Barreto was 18 and in low Class A at the time of the trade, but he has flown through the Oakland system. He ranks as the organization's No. 1 prospect, according to MLBPipeline.com. A career .293 hitter in the Minors, Barreto combined to hit 11 home runs and steal 30 bases between Double-A and an abbreviated stint in Triple-A last season.
With Marcus Semien entrenched at shortstop, the A's will take a long look at Barreto at second base this spring. He's played center field at times in the Minors, but he's more likely to wind up on either side of second base.
Chapman is a big-power, high-strikeout player the A's selected from Cal State Fullerton with the 25th overall pick in the 2014 Draft. Kyle Schwarber and Trea Turner came from the same Draft, and Chapman seems likely to join them in making his mark in the near future.
Chapman won the Texas League Most Valuable Player Award last season. He had 36 home runs and 173 strikeouts between Midland and Triple-A Nashville. Chapman has a strong arm and the tools to develop into a better-than-average defensive third baseman.
Chapman follows on the heels of Ryon Healy, who emerged from Minor League camp to earn a spot in the Futures Game and then hit like a natural once he was promoted to Oakland. Healy finished with a .305 average, 13 home runs and an .861 OPS in 72 games.
"We barely saw him in spring,'' Melvin said. "He wasn't over at Major League camp. He's a terrific player, played as well as anybody on our team last year.''
Healy is set to move to DH this season after the signing of third baseman Trevor Plouffe, who was non-tendered by Minnesota. The A's also signed Rajai Davis to be the primary center fielder and Matt Joyce to help offset the departure of longtime right fielder Josh Reddick, who was traded to the Dodgers alongside Rich Hill at the Trade Deadline.
"Part of what we're doing this year is to hold down the fort for the guys who are coming up,'' Melvin said.
Depending on how quickly they can get things turned around, the list of "guys who are coming'' could be expanded to include players acquired in a midseason trade for Sonny Gray, the 2015 All-Star who lost his swagger last season.
Seemingly out of nowhere, Gray experienced a complete nightmare season, going 5-11 with a 5.69 ERA. He made 21 starts before being shut down to rest seemingly minor elbow and forearm issues in early August, and he hopes to put the bad stretch of pitching behind him as quickly as it appeared.
Melvin said Gray seemed especially sharp in an intrasquad game Thursday.
"He threw the ball well,'' he said. "He had a real good breaking ball, which this early in spring is rare. Also guys have difficulty throwing breaking balls in Arizona. He looked good throwing it, and was healthy. All in all, good start for him.''

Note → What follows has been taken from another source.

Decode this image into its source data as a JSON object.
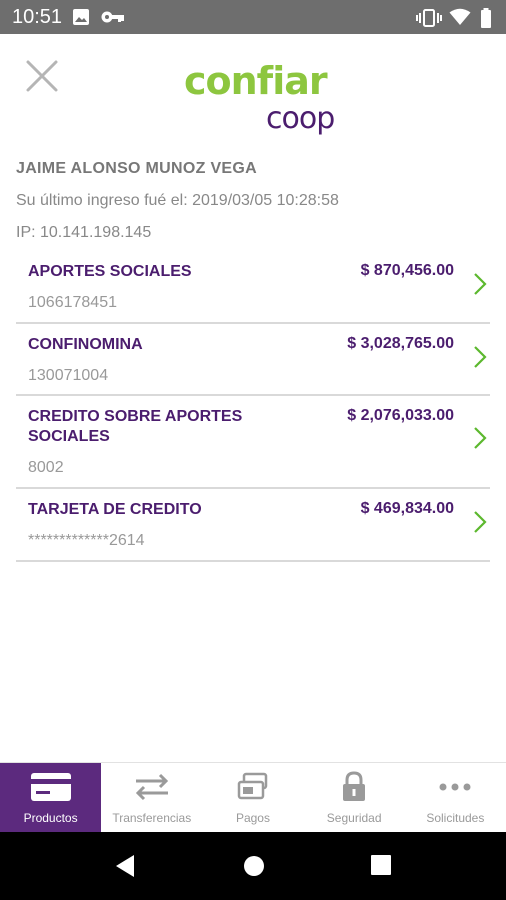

Best-case scenario is that Gray experiences a couple good seasons pitching in front of Barreto and Chapman.
That will mean the A's have made it back from the bottom of the very competitive American League West.
Phil Rogers is a columnist for MLB.com.